### Work instruction
Reading the records beneath this task, work out how many lines contain the word "location" and reply with only that number.

[Entries from a dataset of interfaces]
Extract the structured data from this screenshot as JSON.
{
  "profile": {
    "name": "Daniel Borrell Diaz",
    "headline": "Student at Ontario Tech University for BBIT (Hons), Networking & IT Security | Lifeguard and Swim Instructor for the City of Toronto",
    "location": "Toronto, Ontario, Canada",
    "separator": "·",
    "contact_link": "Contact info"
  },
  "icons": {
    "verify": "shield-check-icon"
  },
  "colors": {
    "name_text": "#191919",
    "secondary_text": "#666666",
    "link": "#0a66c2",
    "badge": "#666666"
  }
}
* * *
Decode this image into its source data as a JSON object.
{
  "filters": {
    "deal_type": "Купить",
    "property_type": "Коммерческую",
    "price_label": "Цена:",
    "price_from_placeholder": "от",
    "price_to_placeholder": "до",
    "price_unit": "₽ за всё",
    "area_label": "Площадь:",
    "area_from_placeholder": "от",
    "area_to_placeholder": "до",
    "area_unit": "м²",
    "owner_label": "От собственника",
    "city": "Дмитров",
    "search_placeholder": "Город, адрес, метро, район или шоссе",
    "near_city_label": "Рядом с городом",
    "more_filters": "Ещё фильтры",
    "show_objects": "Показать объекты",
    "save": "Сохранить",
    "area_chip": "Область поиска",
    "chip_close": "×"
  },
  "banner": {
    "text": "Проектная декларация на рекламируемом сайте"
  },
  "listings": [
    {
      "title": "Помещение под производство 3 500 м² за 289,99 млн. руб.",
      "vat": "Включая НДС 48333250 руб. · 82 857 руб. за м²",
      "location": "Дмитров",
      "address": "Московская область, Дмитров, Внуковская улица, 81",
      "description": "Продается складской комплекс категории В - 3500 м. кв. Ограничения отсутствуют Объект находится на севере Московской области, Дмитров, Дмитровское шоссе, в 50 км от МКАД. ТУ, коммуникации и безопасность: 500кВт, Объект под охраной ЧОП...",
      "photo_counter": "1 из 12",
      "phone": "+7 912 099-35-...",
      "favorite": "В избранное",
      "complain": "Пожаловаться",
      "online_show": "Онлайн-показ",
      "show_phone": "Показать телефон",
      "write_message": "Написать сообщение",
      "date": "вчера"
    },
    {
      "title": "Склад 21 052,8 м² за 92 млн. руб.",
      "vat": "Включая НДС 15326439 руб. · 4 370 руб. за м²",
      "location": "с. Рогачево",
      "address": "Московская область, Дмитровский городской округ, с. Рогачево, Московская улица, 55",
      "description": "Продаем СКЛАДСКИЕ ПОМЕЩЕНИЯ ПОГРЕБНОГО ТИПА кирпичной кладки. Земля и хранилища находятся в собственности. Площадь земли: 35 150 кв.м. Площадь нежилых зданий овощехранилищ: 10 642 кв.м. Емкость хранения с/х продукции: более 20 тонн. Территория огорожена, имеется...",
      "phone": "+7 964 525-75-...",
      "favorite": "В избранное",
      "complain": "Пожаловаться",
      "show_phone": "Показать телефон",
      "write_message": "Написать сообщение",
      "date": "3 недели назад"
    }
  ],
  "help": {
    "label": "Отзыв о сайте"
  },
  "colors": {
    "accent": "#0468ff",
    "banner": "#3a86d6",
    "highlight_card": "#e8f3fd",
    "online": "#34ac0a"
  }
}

### The answer
3